The Centre for Retail Research has found that nearly 14,000 stores have permanently shuttered in 2020.
Permanent store closures are up +24.8% on the same period last year, according to the Centre for Retail Research, which has also found that non-food retailers have so far lost around £9b in sales.
The news comes as analysis by the consultancy Altus Group indicates retail space may ultimately have to be repurposed in order for landlords to keep up with rent payments. According to the research, 38% of executives have already been switching their retail properties to other uses, while a further 57% were considering doing the same. A shift to mixed-use properties is a possibility for many retailers, which Altus says will probably offer a ‘community type focus’.
Professor Joshua Bamfield, a director at the Centre for Retail Research, believes at least 12.5m m2 of a total 125m m2 of retail floorspace will have to be altered. “There is no alternative to repurposing,” he said. “As much as 10% of retail floor space might need to be repurposed in the short to medium term, but could be much higher in major cities eventually.”
A combination of lockdowns, lower consumer footfall and a dramatic shift to online shopping have hit the high-street hard, and there are fears a second national lockdown could spell major trouble for those retailers that managed to weather the first. The Covid-19 pandemic has seen shoppers take to the internet like never before, resulting in a 40-50% growth in online shopping, according to IMRG, the industry body for online retailers. Even before the pandemic, in the first couple of months of 2020, online sales were reportedly up 5% compared to the same time last year. A spokesperson for the IMRG has warned that the retail industry can expect an online shopping increase of around 30% during the Christmas shopping season, and says that if stores are once again forced to shutter this may soar to 50%.
The challenges facing retail tenants and landlords have also impacted workers, with some 125,000 job losses in the retail industry so far this year, and more likely still to come.

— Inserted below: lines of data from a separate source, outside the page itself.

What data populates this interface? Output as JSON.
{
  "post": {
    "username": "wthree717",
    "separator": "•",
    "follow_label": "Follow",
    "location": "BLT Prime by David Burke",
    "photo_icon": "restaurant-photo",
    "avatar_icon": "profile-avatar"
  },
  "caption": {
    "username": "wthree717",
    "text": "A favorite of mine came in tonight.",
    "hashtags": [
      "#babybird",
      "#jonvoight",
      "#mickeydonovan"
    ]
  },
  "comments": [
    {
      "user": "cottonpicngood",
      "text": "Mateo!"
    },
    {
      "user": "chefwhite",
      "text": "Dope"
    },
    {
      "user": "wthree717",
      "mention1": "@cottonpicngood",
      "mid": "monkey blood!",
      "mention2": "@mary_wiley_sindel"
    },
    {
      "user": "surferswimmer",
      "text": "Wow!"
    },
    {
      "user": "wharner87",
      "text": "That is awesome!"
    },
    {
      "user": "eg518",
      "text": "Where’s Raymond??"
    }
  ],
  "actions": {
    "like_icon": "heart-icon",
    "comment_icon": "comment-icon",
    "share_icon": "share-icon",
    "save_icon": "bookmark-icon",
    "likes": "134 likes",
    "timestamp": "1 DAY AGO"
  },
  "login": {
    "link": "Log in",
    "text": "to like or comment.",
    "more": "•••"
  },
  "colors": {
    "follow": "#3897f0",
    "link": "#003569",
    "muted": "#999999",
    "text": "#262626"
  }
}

Business rate payments were paused this year, easing some financial pressures on struggling businesses, but Chancellor Rishi Sunak’s latest announcement didn’t see this pause extended. Instead, he urged business to focus only on ‘viable’ new jobs, and revealed a new top-up scheme for workers unable to carry out their roles due to the latest lockdown restrictions.